Bob White

Bob White speaks similarly: “I was alive to see 1966 at 10 years of age. Historically, it’s incredible. I think for me, regarding Gareth, I remind people that he is one of our own. Don’t forget that – we stick with him. He’s come through the ranks of Crystal Palace and we should be incredibly proud of that.”

“I’m really proud to say that I’m still a mate of his,” says Thomas. “He’s been a delight to keep in touch with.”

Writing about his career a few years ago, Southgate was modest: “Ask me to list my achievements and I’ll ask you if you’ve got five seconds to spare.”

But while there are players with more glittering trophy cabinets, few could claim to inspire the same warmth that Southgate does from those who knew him best.

A Division One title and a League Cup winners medal remain the only silverware. But Southgate’s existential impact is far more important. He calms furores, encourages selflessness and inspires generosity, creating a spirit of togetherness that permeates outward from St. George’s Park and soothes the national psyche.

He’s a listener, often quiet and reflective when others would see anger as the only reaction.

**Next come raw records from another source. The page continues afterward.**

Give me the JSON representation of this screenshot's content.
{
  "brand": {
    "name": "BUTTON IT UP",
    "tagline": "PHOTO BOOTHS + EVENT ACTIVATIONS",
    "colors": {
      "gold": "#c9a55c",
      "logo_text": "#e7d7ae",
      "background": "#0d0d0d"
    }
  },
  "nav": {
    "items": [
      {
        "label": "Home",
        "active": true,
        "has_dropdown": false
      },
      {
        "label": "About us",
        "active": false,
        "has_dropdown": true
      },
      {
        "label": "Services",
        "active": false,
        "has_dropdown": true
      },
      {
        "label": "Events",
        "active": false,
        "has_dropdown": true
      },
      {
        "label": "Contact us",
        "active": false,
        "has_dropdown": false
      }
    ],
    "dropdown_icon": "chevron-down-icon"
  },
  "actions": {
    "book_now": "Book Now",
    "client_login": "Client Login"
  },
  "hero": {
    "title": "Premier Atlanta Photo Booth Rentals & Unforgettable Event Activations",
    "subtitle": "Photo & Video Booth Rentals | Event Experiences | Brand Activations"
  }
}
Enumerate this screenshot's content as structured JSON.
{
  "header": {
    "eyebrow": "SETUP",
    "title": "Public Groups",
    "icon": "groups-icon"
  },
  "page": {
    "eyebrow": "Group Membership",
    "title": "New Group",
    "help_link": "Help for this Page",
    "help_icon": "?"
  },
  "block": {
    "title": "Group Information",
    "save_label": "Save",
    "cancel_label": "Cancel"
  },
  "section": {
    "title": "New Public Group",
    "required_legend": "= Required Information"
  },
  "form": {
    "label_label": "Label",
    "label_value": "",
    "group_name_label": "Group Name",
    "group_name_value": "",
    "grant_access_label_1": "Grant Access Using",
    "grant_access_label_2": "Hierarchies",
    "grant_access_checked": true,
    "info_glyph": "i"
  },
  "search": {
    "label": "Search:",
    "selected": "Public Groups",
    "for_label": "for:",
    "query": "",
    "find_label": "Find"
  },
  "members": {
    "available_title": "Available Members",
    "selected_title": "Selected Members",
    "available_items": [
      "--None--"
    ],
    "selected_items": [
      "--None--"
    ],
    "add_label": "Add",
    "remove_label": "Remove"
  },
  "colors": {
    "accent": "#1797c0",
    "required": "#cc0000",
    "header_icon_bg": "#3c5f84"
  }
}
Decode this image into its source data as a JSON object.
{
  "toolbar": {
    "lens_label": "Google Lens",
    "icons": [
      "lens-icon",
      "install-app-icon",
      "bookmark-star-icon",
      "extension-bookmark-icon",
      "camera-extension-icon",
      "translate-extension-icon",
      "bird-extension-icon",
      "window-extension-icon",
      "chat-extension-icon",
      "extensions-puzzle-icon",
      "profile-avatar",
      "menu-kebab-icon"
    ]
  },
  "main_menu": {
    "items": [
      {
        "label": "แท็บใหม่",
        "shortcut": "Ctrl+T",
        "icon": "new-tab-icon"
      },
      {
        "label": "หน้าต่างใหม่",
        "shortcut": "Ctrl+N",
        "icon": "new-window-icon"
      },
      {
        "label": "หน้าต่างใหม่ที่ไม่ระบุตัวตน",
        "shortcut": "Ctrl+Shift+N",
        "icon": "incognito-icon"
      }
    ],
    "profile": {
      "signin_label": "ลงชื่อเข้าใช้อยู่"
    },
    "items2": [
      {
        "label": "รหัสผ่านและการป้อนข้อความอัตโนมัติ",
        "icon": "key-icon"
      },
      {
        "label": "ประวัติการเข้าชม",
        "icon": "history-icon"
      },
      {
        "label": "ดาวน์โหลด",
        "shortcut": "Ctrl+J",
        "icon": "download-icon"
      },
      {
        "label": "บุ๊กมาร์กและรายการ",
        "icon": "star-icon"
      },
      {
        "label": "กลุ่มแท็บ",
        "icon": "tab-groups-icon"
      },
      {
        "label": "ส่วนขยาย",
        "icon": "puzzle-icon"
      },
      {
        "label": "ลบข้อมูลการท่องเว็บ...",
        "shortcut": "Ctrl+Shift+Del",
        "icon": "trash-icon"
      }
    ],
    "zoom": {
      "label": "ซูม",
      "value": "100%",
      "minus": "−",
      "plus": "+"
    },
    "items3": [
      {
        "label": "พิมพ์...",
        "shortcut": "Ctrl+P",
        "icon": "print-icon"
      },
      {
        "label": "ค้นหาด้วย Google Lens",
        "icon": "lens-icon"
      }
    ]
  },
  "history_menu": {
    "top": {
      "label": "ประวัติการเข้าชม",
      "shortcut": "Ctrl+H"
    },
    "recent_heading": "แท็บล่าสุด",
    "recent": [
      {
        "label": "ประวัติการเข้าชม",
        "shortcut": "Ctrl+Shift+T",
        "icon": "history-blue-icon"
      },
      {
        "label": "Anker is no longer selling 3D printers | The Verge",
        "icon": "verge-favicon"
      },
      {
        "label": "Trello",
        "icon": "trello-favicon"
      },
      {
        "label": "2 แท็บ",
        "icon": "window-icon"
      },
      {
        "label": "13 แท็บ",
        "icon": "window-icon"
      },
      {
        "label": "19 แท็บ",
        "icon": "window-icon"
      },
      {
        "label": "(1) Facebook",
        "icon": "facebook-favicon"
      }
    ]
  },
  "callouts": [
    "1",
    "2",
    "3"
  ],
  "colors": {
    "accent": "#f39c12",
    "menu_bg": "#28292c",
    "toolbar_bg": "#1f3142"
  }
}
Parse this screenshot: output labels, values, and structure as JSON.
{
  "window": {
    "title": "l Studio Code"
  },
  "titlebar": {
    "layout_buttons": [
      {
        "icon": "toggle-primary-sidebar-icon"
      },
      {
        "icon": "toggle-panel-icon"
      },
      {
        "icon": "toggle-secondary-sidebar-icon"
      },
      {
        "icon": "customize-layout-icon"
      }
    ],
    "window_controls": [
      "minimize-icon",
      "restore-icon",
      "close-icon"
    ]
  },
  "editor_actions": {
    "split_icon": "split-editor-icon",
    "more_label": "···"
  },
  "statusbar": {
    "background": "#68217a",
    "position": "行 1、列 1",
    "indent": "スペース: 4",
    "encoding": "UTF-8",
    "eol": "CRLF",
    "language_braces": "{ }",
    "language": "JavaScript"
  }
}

But that’s leadership.

When he walks out at Wembley to try and reach a sporting utopia that has evaded the nation for so long, he’ll inspire fond smiles from all those who don’t know him – and even fonder ones from those who do.

There can’t be many better achievements than that.